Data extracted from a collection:
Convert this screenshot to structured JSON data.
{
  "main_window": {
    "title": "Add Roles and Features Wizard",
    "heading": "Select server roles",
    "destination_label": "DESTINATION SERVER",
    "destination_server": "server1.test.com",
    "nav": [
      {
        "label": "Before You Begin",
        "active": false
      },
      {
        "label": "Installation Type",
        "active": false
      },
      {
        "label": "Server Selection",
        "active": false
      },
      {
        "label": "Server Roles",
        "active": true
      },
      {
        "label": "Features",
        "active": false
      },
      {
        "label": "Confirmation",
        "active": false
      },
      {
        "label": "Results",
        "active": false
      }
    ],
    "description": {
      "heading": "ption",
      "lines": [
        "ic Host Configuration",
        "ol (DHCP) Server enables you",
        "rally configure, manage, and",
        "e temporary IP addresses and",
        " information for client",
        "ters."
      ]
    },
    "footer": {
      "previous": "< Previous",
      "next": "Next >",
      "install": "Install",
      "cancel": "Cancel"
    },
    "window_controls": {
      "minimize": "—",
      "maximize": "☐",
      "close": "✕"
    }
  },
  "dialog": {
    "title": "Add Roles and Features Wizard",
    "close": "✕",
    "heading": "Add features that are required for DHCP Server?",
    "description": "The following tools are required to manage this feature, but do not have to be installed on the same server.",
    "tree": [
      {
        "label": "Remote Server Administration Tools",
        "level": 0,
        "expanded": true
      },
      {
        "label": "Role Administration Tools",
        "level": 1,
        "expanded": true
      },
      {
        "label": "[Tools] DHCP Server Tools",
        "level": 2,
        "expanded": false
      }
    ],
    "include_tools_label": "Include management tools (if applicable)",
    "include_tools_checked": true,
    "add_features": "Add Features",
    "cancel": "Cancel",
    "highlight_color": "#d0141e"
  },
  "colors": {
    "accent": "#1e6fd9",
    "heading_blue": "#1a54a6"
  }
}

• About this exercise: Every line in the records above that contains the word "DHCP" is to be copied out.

• Answer to the exercise:
        "ol (DHCP) Server enables you",
    "heading": "Add features that are required for DHCP Server?",
        "label": "[Tools] DHCP Server Tools",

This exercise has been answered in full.